**Instructions for the task**
Go through the records that follow and tally the lines with "Grafika" in them; answer with the number alone.

━━━━━ Data excerpts ━━━━━

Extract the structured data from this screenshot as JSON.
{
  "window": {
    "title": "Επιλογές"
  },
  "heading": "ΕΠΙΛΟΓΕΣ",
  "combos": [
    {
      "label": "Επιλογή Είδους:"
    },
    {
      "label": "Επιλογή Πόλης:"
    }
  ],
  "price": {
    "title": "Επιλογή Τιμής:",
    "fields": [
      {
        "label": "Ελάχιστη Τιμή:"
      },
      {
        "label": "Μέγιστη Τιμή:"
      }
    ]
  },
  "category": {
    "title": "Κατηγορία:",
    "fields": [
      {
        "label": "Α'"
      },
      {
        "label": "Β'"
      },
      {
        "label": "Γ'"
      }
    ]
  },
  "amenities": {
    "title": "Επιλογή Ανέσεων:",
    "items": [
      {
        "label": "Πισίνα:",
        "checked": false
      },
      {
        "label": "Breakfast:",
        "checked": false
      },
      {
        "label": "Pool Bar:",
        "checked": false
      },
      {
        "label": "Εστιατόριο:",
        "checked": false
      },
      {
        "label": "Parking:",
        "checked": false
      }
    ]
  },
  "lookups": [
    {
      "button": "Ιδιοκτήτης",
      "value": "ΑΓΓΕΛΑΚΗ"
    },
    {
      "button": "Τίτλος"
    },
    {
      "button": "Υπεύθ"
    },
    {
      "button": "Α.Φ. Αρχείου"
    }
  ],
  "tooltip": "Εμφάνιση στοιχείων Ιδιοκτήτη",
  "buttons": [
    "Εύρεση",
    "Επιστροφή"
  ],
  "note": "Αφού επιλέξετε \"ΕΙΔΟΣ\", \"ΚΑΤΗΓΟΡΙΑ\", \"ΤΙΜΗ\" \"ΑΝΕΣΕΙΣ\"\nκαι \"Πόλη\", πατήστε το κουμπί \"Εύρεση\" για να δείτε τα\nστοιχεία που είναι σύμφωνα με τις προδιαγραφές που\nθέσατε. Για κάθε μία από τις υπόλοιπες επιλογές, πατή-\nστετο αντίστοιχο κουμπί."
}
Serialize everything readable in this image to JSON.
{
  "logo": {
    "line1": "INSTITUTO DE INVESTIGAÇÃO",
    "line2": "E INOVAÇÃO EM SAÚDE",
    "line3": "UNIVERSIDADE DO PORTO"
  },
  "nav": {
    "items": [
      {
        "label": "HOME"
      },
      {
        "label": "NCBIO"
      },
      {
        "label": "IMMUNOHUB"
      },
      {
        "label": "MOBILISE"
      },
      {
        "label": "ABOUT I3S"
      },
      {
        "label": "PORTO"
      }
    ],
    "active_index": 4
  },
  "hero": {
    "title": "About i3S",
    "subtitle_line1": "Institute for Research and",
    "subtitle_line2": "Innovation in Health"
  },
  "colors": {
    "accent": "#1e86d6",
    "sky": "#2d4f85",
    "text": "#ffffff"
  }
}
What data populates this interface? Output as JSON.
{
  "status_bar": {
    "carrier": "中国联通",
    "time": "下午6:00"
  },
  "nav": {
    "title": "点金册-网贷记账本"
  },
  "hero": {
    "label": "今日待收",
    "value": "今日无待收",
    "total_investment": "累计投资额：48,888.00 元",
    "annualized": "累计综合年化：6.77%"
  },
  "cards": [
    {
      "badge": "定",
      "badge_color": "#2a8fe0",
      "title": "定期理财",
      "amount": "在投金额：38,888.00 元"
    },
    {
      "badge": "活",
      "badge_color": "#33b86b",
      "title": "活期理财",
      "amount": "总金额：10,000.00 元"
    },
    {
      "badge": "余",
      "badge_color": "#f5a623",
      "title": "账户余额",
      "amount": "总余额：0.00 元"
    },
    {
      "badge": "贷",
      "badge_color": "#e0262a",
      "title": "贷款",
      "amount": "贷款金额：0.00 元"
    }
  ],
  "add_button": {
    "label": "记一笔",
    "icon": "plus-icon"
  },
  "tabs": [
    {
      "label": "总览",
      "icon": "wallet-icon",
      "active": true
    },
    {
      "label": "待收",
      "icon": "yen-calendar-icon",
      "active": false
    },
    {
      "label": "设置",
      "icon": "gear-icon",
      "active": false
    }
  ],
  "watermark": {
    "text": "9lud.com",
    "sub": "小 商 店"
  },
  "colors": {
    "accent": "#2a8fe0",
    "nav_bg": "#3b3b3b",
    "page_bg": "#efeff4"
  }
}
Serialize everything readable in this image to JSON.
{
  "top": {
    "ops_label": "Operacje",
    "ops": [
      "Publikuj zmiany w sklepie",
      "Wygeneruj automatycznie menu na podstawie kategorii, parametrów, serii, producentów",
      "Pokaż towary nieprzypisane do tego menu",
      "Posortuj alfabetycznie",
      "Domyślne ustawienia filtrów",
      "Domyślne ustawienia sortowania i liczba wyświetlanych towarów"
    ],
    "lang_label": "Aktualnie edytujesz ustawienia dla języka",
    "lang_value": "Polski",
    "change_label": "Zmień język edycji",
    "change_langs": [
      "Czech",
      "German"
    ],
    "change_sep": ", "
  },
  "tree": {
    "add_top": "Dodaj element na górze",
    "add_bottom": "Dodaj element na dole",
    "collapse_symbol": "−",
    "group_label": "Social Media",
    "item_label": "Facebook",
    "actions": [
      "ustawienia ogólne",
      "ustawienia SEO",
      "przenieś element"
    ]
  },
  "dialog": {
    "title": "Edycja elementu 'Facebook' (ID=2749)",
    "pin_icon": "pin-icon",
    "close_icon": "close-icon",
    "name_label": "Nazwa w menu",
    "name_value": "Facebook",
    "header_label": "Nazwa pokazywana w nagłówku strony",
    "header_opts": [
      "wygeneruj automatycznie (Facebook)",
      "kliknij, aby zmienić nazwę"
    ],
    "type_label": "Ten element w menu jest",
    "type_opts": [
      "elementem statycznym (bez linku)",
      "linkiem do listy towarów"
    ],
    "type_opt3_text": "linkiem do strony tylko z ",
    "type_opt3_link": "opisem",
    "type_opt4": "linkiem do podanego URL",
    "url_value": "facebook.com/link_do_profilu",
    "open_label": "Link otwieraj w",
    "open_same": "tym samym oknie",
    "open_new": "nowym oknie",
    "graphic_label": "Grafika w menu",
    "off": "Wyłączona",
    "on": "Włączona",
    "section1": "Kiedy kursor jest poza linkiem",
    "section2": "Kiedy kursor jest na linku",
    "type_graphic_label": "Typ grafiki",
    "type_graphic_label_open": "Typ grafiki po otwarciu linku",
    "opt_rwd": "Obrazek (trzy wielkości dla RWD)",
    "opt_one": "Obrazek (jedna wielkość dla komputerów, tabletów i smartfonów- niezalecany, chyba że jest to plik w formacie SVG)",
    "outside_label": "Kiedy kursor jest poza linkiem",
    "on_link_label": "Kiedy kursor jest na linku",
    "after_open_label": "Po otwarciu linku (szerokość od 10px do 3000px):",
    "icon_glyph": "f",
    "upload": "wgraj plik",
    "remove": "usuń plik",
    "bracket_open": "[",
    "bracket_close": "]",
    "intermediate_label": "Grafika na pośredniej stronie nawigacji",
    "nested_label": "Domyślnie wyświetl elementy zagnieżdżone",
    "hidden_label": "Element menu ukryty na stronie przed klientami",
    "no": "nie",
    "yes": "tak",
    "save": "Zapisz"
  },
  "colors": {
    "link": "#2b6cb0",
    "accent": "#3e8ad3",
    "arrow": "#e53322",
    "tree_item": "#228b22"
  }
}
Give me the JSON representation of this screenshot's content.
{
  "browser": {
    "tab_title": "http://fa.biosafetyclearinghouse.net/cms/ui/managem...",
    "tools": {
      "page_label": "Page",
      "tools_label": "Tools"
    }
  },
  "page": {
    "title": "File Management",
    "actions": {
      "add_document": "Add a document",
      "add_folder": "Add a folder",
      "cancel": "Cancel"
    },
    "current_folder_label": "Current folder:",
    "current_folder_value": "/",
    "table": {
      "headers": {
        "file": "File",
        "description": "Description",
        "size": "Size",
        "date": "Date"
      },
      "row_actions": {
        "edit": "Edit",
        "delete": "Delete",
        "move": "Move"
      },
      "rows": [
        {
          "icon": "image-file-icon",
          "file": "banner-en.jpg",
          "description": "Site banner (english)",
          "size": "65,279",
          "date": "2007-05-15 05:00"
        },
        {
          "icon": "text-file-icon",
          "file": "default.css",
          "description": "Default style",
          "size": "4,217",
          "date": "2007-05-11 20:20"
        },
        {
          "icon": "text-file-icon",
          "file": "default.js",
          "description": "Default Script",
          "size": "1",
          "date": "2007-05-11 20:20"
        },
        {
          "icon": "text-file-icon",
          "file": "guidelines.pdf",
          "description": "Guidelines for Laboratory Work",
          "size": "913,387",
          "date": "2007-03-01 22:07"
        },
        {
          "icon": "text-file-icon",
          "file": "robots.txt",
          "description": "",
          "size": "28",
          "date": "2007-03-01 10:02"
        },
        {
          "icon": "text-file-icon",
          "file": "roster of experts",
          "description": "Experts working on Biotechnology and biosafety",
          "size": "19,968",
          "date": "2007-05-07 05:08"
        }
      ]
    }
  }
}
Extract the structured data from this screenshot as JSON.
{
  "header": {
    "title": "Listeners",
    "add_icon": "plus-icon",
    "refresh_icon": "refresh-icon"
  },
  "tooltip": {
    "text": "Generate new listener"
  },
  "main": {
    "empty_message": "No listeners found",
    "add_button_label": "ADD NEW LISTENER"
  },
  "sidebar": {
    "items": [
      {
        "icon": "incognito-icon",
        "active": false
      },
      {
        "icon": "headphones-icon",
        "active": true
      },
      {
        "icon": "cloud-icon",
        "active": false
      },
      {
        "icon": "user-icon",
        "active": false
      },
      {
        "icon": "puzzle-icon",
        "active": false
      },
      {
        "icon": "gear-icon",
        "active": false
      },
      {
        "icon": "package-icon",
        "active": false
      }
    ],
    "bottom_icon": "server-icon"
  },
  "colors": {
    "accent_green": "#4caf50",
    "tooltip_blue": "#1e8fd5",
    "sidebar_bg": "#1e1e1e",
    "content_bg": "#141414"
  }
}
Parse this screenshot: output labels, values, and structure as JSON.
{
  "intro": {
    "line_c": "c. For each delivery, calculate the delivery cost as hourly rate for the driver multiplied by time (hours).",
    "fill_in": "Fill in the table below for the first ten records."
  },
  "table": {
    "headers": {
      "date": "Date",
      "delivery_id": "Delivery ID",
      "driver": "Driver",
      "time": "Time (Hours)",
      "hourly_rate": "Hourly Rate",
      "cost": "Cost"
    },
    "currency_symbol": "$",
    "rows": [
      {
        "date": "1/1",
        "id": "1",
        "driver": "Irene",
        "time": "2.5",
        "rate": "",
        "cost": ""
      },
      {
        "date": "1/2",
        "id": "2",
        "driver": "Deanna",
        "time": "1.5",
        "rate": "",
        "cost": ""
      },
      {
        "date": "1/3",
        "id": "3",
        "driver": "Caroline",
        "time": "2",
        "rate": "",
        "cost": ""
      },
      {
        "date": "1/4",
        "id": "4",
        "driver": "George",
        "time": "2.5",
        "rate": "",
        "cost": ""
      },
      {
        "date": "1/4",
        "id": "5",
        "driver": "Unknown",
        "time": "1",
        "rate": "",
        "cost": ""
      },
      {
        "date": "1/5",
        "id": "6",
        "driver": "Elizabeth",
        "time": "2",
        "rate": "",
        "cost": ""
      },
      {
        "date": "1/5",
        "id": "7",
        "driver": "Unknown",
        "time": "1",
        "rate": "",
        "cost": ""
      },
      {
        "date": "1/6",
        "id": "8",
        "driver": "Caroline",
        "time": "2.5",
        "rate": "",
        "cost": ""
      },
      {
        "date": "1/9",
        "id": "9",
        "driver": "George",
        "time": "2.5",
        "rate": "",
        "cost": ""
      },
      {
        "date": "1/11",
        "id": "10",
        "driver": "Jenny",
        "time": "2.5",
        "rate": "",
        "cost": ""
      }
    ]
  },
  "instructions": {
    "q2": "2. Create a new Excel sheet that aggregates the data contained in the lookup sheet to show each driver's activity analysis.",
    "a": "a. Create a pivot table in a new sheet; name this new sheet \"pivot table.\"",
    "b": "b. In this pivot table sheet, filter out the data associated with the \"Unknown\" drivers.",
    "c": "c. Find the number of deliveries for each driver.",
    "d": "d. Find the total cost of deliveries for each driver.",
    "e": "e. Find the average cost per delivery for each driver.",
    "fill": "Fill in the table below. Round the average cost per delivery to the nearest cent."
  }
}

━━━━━

**The answer**
2